[Start of Attachment]

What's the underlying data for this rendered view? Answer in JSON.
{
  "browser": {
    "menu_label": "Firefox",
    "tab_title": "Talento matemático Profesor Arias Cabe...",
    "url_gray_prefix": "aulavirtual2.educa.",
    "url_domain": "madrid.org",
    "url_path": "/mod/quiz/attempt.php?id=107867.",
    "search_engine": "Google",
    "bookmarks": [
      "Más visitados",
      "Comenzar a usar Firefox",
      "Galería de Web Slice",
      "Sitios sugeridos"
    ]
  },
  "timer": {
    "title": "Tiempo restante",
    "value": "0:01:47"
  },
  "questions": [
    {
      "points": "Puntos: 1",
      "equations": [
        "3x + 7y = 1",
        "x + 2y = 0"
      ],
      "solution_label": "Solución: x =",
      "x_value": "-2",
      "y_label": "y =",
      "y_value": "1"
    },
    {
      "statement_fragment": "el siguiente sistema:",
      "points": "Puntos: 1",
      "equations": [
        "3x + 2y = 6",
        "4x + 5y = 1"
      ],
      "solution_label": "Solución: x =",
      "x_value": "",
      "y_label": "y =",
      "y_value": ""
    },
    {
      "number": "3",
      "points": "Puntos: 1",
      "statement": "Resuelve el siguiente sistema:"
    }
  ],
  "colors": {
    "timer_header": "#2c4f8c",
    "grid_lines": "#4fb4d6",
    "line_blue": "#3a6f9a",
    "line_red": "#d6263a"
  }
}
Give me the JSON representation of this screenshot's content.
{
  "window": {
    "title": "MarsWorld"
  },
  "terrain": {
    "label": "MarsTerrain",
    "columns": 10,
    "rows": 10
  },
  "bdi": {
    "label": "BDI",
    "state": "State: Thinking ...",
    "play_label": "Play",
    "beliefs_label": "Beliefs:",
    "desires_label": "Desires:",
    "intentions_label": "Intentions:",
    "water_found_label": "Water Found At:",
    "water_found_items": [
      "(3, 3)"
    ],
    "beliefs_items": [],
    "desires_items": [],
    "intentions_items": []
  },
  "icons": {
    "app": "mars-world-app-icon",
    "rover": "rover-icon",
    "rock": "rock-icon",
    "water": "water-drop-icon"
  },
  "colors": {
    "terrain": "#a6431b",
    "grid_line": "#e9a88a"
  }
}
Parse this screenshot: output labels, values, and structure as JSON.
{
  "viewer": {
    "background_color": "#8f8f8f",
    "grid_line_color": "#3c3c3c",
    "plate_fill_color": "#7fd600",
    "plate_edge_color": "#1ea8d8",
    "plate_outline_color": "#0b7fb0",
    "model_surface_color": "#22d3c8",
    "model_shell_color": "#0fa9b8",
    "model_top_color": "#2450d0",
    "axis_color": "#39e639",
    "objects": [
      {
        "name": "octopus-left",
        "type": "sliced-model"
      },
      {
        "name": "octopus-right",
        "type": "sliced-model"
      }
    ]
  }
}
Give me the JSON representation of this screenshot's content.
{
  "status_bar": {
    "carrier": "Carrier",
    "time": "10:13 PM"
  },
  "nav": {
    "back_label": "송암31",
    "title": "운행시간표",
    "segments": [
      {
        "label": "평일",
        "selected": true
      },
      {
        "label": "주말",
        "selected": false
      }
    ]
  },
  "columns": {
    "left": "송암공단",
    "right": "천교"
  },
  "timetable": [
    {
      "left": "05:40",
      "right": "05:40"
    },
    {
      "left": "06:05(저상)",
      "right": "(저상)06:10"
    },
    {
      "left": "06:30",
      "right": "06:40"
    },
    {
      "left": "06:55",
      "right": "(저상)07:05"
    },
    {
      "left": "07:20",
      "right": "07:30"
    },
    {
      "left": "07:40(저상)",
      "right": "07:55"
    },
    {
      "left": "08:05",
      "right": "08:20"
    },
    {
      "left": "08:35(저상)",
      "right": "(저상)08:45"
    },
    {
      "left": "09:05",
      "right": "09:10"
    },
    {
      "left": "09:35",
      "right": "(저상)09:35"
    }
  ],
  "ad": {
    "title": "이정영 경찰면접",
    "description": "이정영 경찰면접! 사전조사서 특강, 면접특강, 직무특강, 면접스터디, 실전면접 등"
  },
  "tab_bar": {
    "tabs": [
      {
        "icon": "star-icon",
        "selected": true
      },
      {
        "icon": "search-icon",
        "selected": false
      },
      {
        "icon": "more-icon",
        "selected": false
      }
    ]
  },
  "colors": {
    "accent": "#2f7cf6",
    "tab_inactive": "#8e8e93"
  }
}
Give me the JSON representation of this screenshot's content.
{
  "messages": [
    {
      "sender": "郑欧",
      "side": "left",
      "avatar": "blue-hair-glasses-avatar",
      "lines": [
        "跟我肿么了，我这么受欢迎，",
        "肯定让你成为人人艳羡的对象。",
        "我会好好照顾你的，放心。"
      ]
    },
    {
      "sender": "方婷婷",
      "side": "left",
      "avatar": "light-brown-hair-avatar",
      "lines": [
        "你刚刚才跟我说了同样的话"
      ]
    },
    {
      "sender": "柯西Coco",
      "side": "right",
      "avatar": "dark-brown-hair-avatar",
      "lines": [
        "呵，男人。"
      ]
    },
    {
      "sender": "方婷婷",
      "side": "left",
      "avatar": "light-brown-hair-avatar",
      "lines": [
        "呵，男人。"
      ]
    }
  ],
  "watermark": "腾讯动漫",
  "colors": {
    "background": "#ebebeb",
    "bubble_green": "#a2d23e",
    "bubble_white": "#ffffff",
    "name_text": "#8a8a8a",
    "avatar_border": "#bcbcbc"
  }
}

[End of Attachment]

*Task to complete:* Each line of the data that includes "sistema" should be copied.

*Answer space:*
      "statement_fragment": "el siguiente sistema:",
      "statement": "Resuelve el siguiente sistema:"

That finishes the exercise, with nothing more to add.